The revised authors have listed another new form of drug: subtilisin / kexin 9 (PCSK9) pro-protein convertase inhibitors. There is evidence that these drugs are effective in lowering cholesterol levels, especially when an individual uses them with ezetimibe.
In 2018, new guidelines proposed a phased approach, based on how high the risk is
If a person has already had a cardiovascular incident, such as a heart attack, a doctor may suggest using both ezetimibe and statin. The Guidelines also prescribe the introduction of a PCSK9 inhibitor for those at very high risk.
The guidelines also remember, however, that PCSK9 inhibitors are costly, and insurance providers can not cover their expenses. This choice is likely to be for those with a very high risk only, for that reason.
The use of statins has caused some debate, as they may have side effects like other medications.
- statin-induced myopathy (a muscle tissue disease)
- a slightly greater risk of diabetes and diabetes complications, though this is hotly debated
A person should not stop taking a statin without speaking to a doctor, as they may increase their risk of cardiovascular problems.
A doctor might recommend:
- switching to a different medication
- increasing efforts to reduce cholesterol through lifestyle changes
Complications of high cholesterol
People have in the past targeted reducing cholesterol to a target level, for example, below 100 mg / dL, but this is no longer the case.
Randomized, randomized clinical trials did not provide enough evidence to support a clear target for treatment.
Most physicians can also use goals to help direct the therapy, however.
10-year risk of a heart attack
Cholesterol levels play a major role in the likelihood that a person will suffer a heart attack within the next 10 years.
The National Heart, Lung, and Blood Institute offers a cardiovascular risk calculator online.
It measures the risk according to these factors, using research evidence:
- cholesterol levels
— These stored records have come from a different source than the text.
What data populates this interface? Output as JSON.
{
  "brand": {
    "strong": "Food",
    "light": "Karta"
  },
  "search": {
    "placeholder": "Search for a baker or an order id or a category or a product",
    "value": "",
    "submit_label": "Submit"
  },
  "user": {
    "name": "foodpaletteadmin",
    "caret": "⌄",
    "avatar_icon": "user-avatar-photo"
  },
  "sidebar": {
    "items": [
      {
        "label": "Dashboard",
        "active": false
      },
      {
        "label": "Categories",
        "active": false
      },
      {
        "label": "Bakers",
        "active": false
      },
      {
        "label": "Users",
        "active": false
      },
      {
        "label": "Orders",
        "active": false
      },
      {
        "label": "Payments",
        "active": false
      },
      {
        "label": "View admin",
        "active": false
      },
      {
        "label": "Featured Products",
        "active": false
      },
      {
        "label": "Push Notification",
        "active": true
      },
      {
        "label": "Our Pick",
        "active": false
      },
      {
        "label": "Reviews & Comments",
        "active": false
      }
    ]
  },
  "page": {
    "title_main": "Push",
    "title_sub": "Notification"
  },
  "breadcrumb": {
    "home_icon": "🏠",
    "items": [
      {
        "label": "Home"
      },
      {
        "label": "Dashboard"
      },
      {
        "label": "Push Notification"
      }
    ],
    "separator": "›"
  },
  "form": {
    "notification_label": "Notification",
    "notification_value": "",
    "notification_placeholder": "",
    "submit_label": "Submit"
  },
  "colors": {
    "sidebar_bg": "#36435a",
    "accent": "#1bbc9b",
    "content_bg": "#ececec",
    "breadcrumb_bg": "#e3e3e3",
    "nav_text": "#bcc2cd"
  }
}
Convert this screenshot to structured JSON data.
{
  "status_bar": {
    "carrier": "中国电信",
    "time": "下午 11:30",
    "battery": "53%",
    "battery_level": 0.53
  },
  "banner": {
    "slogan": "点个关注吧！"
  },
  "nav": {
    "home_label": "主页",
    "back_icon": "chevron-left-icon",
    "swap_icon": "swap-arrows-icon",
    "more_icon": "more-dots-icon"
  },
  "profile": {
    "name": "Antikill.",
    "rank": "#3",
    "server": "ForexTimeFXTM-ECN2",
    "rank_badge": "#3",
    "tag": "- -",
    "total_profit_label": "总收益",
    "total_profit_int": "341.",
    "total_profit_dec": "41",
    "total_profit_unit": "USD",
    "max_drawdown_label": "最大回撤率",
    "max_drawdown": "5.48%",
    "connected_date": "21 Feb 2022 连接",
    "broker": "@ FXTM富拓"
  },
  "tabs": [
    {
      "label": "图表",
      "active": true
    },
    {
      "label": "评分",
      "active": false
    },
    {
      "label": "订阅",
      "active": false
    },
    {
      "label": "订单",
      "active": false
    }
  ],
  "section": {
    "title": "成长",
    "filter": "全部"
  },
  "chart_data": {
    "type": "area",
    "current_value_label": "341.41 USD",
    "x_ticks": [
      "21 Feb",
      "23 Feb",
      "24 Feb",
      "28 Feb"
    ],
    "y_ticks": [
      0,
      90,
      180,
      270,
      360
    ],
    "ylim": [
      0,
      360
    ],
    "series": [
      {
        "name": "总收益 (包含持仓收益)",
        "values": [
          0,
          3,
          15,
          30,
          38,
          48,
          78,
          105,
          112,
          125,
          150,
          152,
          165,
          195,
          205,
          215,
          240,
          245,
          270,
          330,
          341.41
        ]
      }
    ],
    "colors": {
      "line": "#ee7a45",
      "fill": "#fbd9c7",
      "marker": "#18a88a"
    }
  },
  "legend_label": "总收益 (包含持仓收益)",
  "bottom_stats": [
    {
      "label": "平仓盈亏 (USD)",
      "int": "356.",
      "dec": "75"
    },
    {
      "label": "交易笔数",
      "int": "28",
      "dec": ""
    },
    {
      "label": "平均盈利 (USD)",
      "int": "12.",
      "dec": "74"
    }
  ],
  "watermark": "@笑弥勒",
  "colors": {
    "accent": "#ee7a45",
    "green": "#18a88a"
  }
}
- smoking status
- blood pressure
This calculator is regarded as an important method for determining cholesterol levels and their risk by guidelines published in 2018.